State wins appeal to keep Fardon under supervision
QUEENSLAND'S most notorious sex offender Robert John Fardon will not be allowed to live unsupervised after a last ditch appeal bid to stop him being released into the community was today won by the State Government.
Last month, Queensland's Attorney General Y'vette D'Ath applied to extend a supervision order that had been slapped on the serial rapist in 2013 beyond its October expiration date, but Supreme Court Justice David Jackson found there were there were "not reasonable grounds" to believe Fardon would be an unacceptable risk of reoffending.
This decision was last week appealed to the Queensland Court of Appeal, days before the supervision order was expected to expire.

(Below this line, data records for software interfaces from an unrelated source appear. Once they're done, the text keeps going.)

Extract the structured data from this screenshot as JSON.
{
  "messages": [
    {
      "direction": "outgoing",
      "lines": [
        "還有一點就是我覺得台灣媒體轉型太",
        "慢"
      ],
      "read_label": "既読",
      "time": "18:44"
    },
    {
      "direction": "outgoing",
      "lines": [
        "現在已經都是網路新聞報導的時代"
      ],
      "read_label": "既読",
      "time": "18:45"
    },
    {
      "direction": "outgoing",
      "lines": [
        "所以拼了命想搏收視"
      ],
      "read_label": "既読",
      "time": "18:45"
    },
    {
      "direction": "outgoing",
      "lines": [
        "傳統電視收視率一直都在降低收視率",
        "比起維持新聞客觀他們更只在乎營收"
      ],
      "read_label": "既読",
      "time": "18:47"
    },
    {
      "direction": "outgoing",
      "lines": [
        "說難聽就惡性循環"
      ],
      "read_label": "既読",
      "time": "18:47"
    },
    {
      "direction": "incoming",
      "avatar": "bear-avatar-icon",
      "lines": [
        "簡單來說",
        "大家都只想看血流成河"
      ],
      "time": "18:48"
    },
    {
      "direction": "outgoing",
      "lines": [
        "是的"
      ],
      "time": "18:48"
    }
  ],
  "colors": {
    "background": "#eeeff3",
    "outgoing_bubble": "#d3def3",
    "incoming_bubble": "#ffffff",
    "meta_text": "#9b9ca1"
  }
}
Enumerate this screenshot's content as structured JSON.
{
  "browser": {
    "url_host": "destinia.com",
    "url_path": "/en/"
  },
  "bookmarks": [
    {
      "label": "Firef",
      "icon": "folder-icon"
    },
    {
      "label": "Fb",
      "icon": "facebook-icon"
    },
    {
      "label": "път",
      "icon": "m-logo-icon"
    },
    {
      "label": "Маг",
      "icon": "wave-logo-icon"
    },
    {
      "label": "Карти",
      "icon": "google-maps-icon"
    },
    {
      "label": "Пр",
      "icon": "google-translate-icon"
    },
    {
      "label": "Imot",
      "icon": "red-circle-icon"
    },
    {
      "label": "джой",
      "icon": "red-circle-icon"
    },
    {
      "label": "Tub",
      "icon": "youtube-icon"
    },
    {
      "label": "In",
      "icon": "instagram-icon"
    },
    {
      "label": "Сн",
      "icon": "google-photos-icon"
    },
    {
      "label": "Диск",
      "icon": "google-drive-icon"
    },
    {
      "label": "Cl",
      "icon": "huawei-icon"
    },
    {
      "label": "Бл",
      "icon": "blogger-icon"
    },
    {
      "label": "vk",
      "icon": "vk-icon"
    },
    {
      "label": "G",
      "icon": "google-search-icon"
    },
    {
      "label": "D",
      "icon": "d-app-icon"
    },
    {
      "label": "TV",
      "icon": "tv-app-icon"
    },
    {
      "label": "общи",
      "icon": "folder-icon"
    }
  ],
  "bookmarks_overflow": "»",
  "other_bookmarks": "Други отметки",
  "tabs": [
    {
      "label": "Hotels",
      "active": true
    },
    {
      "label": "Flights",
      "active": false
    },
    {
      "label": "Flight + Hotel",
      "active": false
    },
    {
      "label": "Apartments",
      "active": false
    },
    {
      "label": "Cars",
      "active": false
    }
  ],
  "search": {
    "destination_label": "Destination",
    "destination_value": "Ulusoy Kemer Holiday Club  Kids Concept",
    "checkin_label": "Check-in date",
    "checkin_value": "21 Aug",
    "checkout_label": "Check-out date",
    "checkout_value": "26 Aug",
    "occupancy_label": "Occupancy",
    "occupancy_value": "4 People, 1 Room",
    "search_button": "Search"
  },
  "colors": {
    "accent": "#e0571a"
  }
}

The court today found there were reasonable grounds to believe Fardon was a "serious danger to the community" without being supervised, allowing the State Government's appeal.
Chief Justice Catherine Holmes, Justice Robert Gotterson and Justice James Henry extended the supervision order until a further hearing is listed.
The court also allowed new psychological evidence to be presented by Fardon at the next hearing.
During the appeal hearing Solicitor-General Peter Dunning QC argued Fardon, now 69, should not live unsupervised because he remains a "serious danger to the community".
The man, considered one of Queensland's worst sex offenders, was jailed for 13 years in 1988 for the violent rape of a woman and committed a further rape just four months after being released from jail.
He is also responsible for the rape of a 12-year-old girl at gunpoint.
During the appeal hearing, Mr Dunning argued too much weight was given to psychiatric report that described Fardon as a "low risk" in the original hearing of the matter.
He said despite the fact Fardon's sex offences occurred some 30 years ago and the man had been living in the community on a supervision order for four years without complaint, he has "not been cured".
"These are features of his personality ... it's 30 years ago, but it's not something he's been cured of," Mr Dunning said.
"There are reasonable grounds to believe he is a serious danger to the community without such an order."
A supervision order requires an offender to be subject to curfews, counselling and restrictions.
Mr Dunning told the court despite the fact the psychiatric report described Fardon's risk of sexual offending in recent years as "reduced past moderate to low risk", it should be noted that he was considered high risk for decades before.
Fardon's lawyers argued during the hearing he had "not put a foot wrong" since being released into the community on a supervision order in 2013.
The court heard Fardon's offending in the past always occurred when he was intoxicated by alcohol and drugs and had now "sworn off" them.
The supervision order also restricted Fardon from consuming alcohol and drugs.
"There is clear evidence he has learned that the problems associated with his behaviour in the past has been related to alcohol and drugs and he has realised the error of his ways and sworn off them," barrister Daniel O'Gorman told the court last week.
Mr O'Gorman also argued Fardon had no ongoing proclivity toward serious criminal offending, sexual violence or sexual sadism.
He said the man's risk of reoffending had "markably diminished" because he was now almost 70 years old.